Right now, we make assumptions in our lives. We think, as is stated by Morris in his essay, Antiqueer. We take the easy approach – just as we can think that the painting is bad as it is just blue paint on a canvas or the music is bad because it is minimalist, we think in assumptions that require us not to think. So to speak. Our students assume certain things about the world because we rarely get them to think otherwise. They think that males are dominant; we give them male writers. They think that females are overly emotional; we give them female heroines who go on emotional journeys. They think that homosexuality is bad – we rarely incorporate it into our curriculum, unconsciously (or consciously) reaffirming their beliefs. When they reach Junior High, it may even be to late for simple integration.
I do, as Morris posits, imaging “unresting the curriculum” (Morris, p. 285). I think that it has to be done and I think it has to be done from an early age. Students need to have integration in their classes of all issues facing the world today. But they also need to have specialized classes in areas such as Womyn’s issues and Sexuality. They need to see these areas as the dominant so they can begin to question their ways of thinking. Perhaps they need to be threatened so that they begin to think. I believe that this should be part of safe and caring schools mandates that are popping up everywhere. Right now, as almost anything is, they are catering to the dominant, and are not making a safe environment for Gay, Lesbian, Bisexual or Transgendered students or those who are going through the process of questioning. We need to educate and need to unrest so that we can make schools, and from that, society a safer and more educated place.

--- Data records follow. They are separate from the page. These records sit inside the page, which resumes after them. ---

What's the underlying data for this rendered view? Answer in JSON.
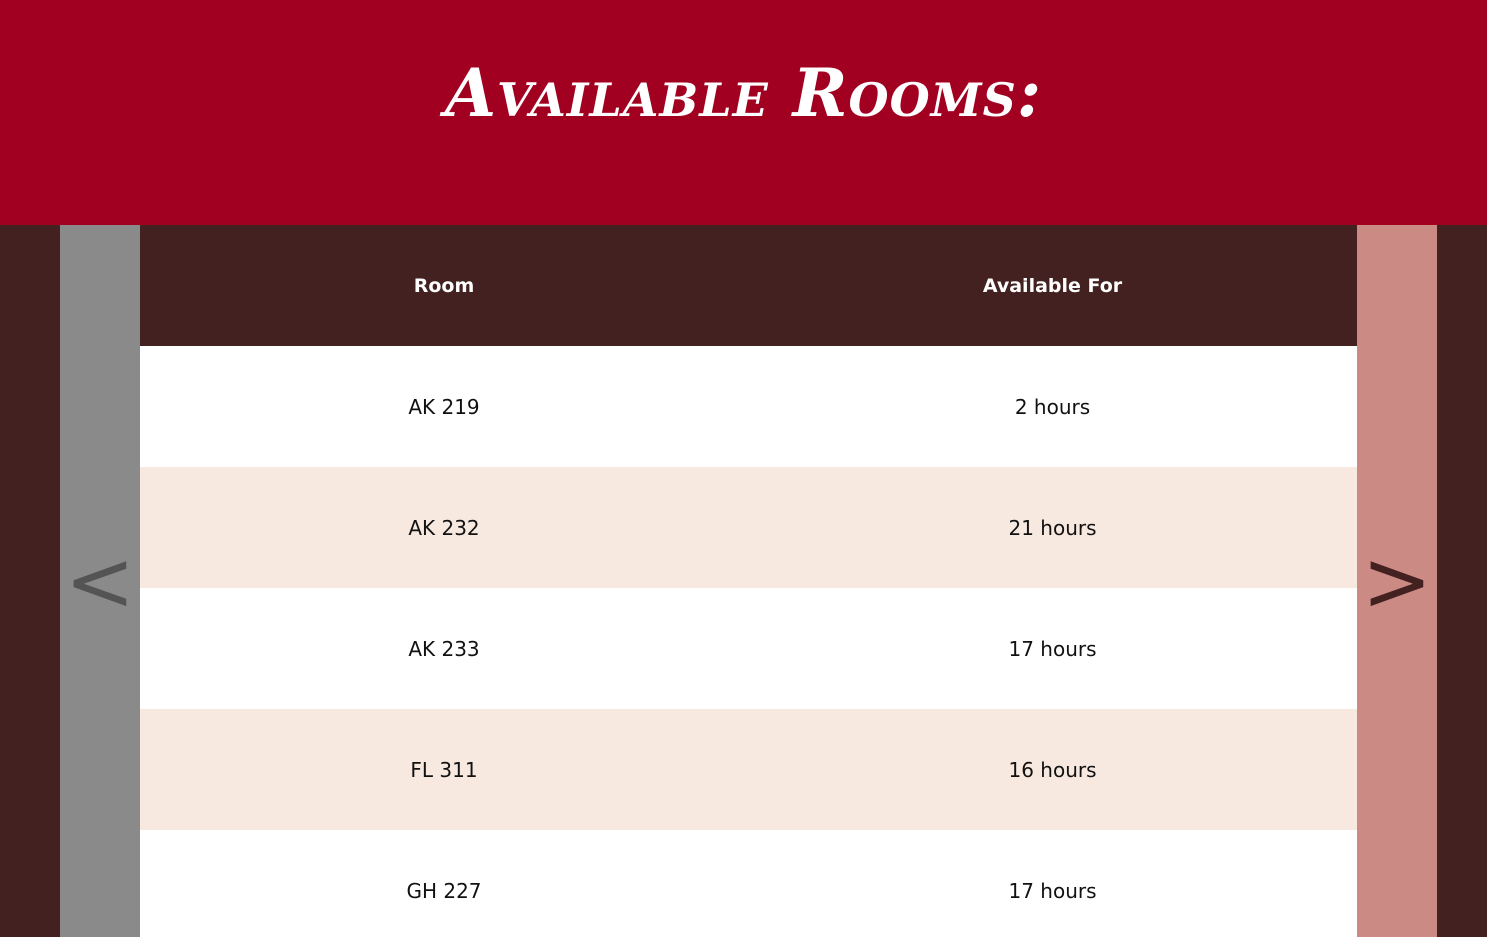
{
  "header": {
    "title": "Available Rooms:"
  },
  "nav": {
    "prev_glyph": "<",
    "next_glyph": ">"
  },
  "table": {
    "columns": [
      "Room",
      "Available For"
    ],
    "rows": [
      {
        "room": "AK 219",
        "available_for": "2 hours"
      },
      {
        "room": "AK 232",
        "available_for": "21 hours"
      },
      {
        "room": "AK 233",
        "available_for": "17 hours"
      },
      {
        "room": "FL 311",
        "available_for": "16 hours"
      },
      {
        "room": "GH 227",
        "available_for": "17 hours"
      }
    ]
  },
  "colors": {
    "header_bg": "#a20020",
    "page_bg": "#432121",
    "prev_button_bg": "#8a8a8a",
    "next_button_bg": "#cc8a85",
    "row_alt_bg": "#f7e8e0"
  }
}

Homophobia is blind and it is unthinking. Perhaps, if students begin to think about issues – perhaps when they are forced to think about issues – there will be less discrimination. They will have their eyes open when they are presented with situations that in the past may have threatened them. Then, hopefully, keyboard courage incidents such as I detailed won’t occur as often, either online or in real life. Perhaps, through being threatened through education and learning to accept a shift in dominance, those who would have attacked will have already dealt with their issues and will be more accepting. And with this, and a move to safety in schools, those who fear coming out in school will feel that they can because they’re not alone in their feelings, and they are safe in them. Once again, if we include everyone, their experiences and their interests in their curriculum and learning, we can make a better school system. For all.